I honestly wish that browsers would NOT auto-correct. That was the direction IE took with all kinds of html errors that eventually gave us tag soup. If I make a mistake, let me see it!
Firefox will mess up url string displays on me all the time as it will look at page.php?this=that&sub=123&eat=myshorts
it will think the '&sub' is the special character of '⊂'
So now when I write strings, create variables I have to think to myself 'Is this similiar to a special HTML entity?'
Check the resulting source code in Firefox and you will see:
The browser is showing how it handles broken markup by adding a closing bracket when it encounters a new opening bracket. The page displays as expected.
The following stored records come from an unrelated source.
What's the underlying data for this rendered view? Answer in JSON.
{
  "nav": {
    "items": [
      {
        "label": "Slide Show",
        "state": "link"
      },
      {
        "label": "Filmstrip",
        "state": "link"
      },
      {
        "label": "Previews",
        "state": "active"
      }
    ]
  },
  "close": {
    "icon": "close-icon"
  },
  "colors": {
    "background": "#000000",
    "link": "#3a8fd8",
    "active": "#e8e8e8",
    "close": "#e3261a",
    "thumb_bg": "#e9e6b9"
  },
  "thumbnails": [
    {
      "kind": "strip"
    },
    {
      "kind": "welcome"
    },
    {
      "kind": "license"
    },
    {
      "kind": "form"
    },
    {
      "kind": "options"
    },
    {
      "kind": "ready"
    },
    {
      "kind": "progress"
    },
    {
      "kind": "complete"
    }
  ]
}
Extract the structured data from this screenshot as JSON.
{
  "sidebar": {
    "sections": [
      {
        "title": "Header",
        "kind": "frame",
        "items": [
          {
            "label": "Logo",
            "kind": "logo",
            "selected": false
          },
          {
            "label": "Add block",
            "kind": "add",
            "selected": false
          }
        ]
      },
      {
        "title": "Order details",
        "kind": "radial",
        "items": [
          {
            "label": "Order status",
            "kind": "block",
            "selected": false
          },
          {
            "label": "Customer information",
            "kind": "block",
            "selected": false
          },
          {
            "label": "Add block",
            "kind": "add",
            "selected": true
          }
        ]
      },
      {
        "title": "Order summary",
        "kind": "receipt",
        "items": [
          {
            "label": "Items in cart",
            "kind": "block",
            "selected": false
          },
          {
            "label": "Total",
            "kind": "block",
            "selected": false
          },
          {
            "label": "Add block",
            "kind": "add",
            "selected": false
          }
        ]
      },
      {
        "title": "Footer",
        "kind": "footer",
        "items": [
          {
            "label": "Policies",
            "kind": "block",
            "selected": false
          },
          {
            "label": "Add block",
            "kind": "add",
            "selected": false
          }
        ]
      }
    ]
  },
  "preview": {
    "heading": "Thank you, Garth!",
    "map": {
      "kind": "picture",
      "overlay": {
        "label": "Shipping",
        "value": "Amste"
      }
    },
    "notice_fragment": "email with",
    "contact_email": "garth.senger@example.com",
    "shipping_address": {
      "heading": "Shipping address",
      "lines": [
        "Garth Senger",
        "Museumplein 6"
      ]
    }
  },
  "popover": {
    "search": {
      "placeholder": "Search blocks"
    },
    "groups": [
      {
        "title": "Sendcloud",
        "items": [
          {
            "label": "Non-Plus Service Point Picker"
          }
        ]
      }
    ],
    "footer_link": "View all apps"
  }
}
Is good error-handling a bad thing? In the majority of cases I think that error-handling is a vital part of the success of the format: markup is designed to be sloppy, that unknown tags or attributes can't break things. Without wanting to open the
can of worms, if the error-handling by browsers was deficient then HTML would be nowhere as popular as it is today.
With this particular example, however, there is not actually an error which is being corrected - Firefox and Opera are both doing the right thing by displaying the character entity. See:
Note. In SGML, it is possible to eliminate the final ";" after a character reference in some cases (e.g., at a line break or immediately before a tag). In other circumstances it may not be eliminated (e.g., in the middle of a word). We strongly suggest using the ";" in all cases to avoid problems with user agents that require this character to be present.
Try it with a validator:
are valid SGML entities, so the browser is handling it correctly if it displays the glyph even if leaving off the final semi-colon is very bad practice. You're being caught out by a broken browser if the glyph is not displayed, not the other way round. ;)
You're being caught out by a broken browser if the glyph is not displayed
Wow -- thanks. Seems there is always some corner of html/css that is new to me. Interesting to learn that IE is broken here. I thought, for once, it was doing the right thing.